Do Fish Feel Pain? Video Shows what Fish Endure in the Fishing Industry
Do fish feel pain? Yes. Fishes and other marine animals have a nervous system that is designed to process pain signals. In addition, fishes behave in ways that exhibit pain when they are subjected to stimuli that would cause physical pain to any other animal, including humans. In this video we can see the evident suffering of a fish caused by the fish-meat industry.
Fishes and all other marine animals are complex animals with distinctive personalities. They have social structures, they recognize individuals and nurture relationships (including with humans at times), and most importantly- they feel. Not only pain, but also joy, care, stress, concern, fear, excitement and so much more.
According to studies and FAO numbers, it is estimated that each year 970 - 2,700 billion fishes are caught in the wild, of which about a third to a half are used for fish oil or fishmeal. Omega 3 can be easily obtained from flaxseeds, chia seeds, walnuts or algae. Fishmeal (from ground up fish bones) is mostly used to feed farmed animals who are themselves abused for meat, dairy or eggs.
In addition to this, we kill around 37-120 billion farmed fishes every year, mostly for fish-meat consumption. It is also estimated that we kill about 170-400 billion farmed Decapod crustaceans. The number of sea animals we torture is overwhelming and the damage we are doing to the ocean and its other inhabitants is outrageous. However, the good news is that each and every one of us can choose to stop contributing to these industries.
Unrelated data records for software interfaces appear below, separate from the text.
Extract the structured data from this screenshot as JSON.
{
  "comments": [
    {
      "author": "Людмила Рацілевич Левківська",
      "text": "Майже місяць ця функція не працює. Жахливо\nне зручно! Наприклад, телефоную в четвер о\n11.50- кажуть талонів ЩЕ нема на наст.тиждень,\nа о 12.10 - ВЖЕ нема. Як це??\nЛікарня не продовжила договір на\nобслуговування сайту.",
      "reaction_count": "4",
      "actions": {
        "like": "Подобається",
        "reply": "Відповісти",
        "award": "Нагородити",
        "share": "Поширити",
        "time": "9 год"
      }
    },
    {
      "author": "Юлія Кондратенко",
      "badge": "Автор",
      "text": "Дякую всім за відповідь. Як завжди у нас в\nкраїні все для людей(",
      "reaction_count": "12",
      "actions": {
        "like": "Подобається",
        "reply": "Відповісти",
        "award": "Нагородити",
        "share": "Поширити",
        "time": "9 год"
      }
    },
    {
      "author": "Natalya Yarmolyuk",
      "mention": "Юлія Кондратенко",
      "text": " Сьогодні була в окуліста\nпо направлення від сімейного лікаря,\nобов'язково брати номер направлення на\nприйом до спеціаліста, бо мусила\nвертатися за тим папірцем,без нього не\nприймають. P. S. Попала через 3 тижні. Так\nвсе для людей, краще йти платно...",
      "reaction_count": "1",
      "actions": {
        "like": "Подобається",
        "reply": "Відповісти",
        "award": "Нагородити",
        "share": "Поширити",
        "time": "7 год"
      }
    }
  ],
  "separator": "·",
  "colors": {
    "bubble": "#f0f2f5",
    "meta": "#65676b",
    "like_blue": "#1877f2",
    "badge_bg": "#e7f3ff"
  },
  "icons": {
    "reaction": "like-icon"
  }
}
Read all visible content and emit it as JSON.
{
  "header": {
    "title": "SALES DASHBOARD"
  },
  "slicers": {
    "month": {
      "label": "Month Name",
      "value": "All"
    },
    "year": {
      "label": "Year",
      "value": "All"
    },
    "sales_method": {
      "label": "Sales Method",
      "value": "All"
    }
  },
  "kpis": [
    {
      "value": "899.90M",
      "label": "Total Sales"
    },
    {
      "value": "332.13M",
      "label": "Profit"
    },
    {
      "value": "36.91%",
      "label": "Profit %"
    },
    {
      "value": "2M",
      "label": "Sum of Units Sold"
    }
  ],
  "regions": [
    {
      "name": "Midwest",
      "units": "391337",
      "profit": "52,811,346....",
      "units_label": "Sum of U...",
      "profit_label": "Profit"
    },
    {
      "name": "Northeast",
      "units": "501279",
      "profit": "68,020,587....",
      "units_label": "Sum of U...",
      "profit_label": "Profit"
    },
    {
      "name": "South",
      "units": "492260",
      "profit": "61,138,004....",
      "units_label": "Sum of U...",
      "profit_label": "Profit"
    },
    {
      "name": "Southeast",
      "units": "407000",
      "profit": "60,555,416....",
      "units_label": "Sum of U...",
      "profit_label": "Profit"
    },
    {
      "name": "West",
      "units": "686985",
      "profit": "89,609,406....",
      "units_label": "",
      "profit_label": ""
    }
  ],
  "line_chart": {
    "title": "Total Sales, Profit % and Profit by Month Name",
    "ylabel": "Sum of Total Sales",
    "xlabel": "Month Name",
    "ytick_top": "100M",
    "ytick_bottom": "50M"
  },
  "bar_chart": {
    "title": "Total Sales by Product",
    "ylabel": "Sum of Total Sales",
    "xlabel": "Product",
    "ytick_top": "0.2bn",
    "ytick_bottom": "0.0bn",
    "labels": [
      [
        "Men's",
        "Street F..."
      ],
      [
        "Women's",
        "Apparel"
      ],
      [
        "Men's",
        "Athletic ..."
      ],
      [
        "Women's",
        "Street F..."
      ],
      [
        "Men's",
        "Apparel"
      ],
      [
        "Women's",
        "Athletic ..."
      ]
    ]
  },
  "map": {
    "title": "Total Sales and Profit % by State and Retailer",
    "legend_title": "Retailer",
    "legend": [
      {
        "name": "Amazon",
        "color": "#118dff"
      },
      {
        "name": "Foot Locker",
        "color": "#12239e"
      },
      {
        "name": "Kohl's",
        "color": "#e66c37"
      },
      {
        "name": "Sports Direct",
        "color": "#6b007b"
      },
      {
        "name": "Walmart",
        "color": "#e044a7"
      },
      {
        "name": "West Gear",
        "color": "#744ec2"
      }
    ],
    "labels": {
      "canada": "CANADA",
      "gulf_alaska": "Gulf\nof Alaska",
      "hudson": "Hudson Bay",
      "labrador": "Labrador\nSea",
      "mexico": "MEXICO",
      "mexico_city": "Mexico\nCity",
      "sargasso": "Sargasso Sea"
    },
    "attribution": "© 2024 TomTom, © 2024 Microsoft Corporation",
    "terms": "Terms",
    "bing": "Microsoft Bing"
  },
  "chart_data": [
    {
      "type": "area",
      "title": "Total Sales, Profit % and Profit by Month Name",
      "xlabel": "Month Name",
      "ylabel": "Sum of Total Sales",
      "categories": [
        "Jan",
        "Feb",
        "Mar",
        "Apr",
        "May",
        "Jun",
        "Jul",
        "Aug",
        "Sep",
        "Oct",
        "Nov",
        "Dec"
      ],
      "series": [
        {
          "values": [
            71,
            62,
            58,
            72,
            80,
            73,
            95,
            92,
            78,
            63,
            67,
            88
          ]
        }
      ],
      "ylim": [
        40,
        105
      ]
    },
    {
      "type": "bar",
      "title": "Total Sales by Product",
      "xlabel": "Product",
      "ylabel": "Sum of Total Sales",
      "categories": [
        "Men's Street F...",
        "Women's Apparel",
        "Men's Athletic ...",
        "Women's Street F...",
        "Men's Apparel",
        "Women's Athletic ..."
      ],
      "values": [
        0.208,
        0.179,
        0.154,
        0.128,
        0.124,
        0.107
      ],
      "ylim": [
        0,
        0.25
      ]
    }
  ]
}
More videos about the meat industry:
Do animals arriving at a slaughterhouse know they are going to be butchered alive? This video shows us a lot regarding what it must feel like to go through this torturous experience.
Most pigs in Australia and in several European countries are killed inside carbon dioxide gas chambers. A hidden camera shows what goes on inside these places.
This video draws our attention to some interesting facts about fishes and marine animals. Maybe if we understood how they see the world, we would have more empathy towards them?